“‘The gentleman, and that dear lady, told me to-night of a home in some foreign country where I could end my days in solitude and peace. Let me see them again, and beg them, on my knees, to show the same mercy and goodness to you; and let us both leave this dreadful place, and far apart lead better lives and forget how we have lived, except in prayers, and never see each other more. It is never too late to repent. They told me so – I feel it now – but we must have time – a little, little time!’”
“She staggered and fell: nearly blinded with the blood that rained down from a deep gash in her forehead; but raising herself, with difficulty, on her knees, drew from her bosom a white handkerchief – Rose Maylie’s own – and holding it up, in her folded hands as high towards Heaven as her feeble strength would allow, breathed one prayer for mercy to her Maker.”
(p. 271, end of ch. 48)
Upon reading this passage, I was struck by the Christian religious imagery associated with Rose Maylie and Nancy’s last moments. Rose is presented almost as a religious figure who can offer mercy and salvation to Nancy. Rose is described elsewhere in the text as angelic and heavenly (158), and she could be read as an allegory for the Virgin Mary – she is young, pure, kind, and a mother figure to Oliver. Looking closely at the language in these paragraphs, Nancy’s proposition of asking Rose and Mr. Brownlow for help has several religious connotations. The phrase “let me see them again, and beg them, on my knees, to show the same mercy and goodness to you” presents Nancy as a repentant sinner, and Rose and Mr. Brownlow as her kind and merciful saviors. “It is never too late to repent” could be taken verbatim from a sermon or a biblical passage. Nancy’s prayer as she dies parallels her desire for help from Rose. It also cements Rose in a religious context: Nancy falls to her knees and raises Rose’s handkerchief as she prays, as if asking Rose to intercede on her behalf. There is also specific language repeated in the two passages: notably, “‘on my knees’/on her knees” in supplication as Nancy asks Rose/“her Maker” for mercy. The word “mercy” is repeated in both passages as well, drawing a further connection between Rose and a merciful savior.
Placing Rose Maylie in a religious context raises questions about the upper class as the saviors of the lower working class. What is the effect of this association? Are readers supposed to view the upper class, who have the power to help those less fortunate, as holy and superior? If taken out of context, that might be the message one takes from this passage. However, Dickens demonstrates that power and authority do not necessarily make someone a good person. Throughout the novel, corruption and cruelty run rampant amongst the middle and upper class, and Rose Maylie appears to be a kind outlier. So perhaps it is not a question of class and authoritative positions as religious allegory, but a question of responsibility. What should people do with the power that has been given to them? Who is able to save whom, and are they expected or willing to do so? There is also a point to make about goodness, cruelty, and the class divide. Nancy, despite everything about her life and her circumstances, is kind to Oliver and makes an effort to help him, even though this puts her at great risk and eventually leads to her death. Meanwhile, characters in more fortunate circumstances are often cruel, self-centered, and cynical: consider Mrs. Mann, who spends the money provided for the orphans on herself; or Mr. Grimwig, judgemental and confident that Oliver is a thief.

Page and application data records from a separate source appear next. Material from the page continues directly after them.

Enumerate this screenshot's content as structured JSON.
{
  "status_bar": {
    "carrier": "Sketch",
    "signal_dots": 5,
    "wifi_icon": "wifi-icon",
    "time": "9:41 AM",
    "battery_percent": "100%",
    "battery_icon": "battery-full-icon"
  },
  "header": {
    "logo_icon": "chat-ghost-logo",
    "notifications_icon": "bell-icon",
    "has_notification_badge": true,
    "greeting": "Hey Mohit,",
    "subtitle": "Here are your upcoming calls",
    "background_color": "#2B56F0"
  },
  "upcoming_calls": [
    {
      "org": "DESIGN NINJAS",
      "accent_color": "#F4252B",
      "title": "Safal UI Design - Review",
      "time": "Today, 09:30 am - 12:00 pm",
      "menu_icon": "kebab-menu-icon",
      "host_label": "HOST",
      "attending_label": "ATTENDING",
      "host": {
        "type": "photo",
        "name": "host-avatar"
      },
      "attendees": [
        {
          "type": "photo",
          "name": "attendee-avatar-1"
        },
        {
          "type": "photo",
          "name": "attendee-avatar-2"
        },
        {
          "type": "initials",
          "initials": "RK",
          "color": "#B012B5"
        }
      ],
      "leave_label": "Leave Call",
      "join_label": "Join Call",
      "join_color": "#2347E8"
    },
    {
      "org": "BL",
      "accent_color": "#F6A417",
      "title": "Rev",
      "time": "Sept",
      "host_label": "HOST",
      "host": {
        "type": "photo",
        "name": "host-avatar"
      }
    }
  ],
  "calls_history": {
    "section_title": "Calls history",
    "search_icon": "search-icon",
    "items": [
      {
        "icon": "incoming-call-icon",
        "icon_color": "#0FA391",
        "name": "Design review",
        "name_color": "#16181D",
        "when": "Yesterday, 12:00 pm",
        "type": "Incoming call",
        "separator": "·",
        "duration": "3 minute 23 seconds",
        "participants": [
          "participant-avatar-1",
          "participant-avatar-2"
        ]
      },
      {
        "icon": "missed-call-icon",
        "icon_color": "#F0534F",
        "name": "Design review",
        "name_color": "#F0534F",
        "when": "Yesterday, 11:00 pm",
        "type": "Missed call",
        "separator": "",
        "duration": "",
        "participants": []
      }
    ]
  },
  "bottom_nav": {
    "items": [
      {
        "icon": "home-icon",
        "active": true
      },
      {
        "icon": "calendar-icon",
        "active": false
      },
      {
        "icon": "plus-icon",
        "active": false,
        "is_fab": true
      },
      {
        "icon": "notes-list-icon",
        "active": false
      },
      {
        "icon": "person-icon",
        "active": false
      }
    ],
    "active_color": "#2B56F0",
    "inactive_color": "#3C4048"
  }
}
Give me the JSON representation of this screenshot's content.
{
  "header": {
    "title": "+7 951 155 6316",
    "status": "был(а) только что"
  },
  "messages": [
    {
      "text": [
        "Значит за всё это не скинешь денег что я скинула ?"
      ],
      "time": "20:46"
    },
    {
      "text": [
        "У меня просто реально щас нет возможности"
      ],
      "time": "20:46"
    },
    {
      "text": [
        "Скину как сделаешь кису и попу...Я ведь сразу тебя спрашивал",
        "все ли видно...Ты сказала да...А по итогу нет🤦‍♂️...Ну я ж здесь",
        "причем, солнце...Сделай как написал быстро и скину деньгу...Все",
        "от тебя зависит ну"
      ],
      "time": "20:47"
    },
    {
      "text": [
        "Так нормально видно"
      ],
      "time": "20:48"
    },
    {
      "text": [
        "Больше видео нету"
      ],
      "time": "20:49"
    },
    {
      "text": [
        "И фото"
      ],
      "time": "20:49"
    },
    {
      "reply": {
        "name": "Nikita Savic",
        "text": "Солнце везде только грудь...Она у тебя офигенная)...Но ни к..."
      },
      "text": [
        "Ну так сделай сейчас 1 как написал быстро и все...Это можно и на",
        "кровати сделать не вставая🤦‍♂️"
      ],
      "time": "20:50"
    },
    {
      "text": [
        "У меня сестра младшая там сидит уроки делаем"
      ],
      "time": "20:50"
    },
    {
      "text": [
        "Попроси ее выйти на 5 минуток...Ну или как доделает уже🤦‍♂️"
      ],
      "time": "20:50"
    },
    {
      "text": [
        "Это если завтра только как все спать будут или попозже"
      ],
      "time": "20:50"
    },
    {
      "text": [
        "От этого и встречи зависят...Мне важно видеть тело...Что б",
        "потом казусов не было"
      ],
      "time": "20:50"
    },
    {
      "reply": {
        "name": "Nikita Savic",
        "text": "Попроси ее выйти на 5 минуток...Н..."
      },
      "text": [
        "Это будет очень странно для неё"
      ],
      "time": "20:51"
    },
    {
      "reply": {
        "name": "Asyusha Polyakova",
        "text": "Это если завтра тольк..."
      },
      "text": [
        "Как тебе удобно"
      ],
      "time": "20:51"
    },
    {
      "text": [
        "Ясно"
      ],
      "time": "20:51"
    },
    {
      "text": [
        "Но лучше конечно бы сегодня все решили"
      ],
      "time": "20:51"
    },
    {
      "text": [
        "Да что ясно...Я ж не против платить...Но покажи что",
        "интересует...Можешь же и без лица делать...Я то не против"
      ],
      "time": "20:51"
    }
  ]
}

In the preface, Dickens claims that “I saw no reason, when I wrote this book, why the very dregs of life, so long as their speech did not offend the ear, should not serve the purpose of a moral” (ix). One might expect these “dregs of life” to be people like Fagin, Sikes, and Nancy; however, people of power and authority are often just as rough and cruel as those within the lower class. Dickens presents the idea that the lower class is full of vice and the upper class is virtuous, then flips that idea on its head and shows goodness in “paupers” and cruelty in authority. However, neither Oliver Twist nor the real world is quite so black and white, and Rose Maylie and Nancy both demonstrate that caring for and helping others is the most admirable choice one can make.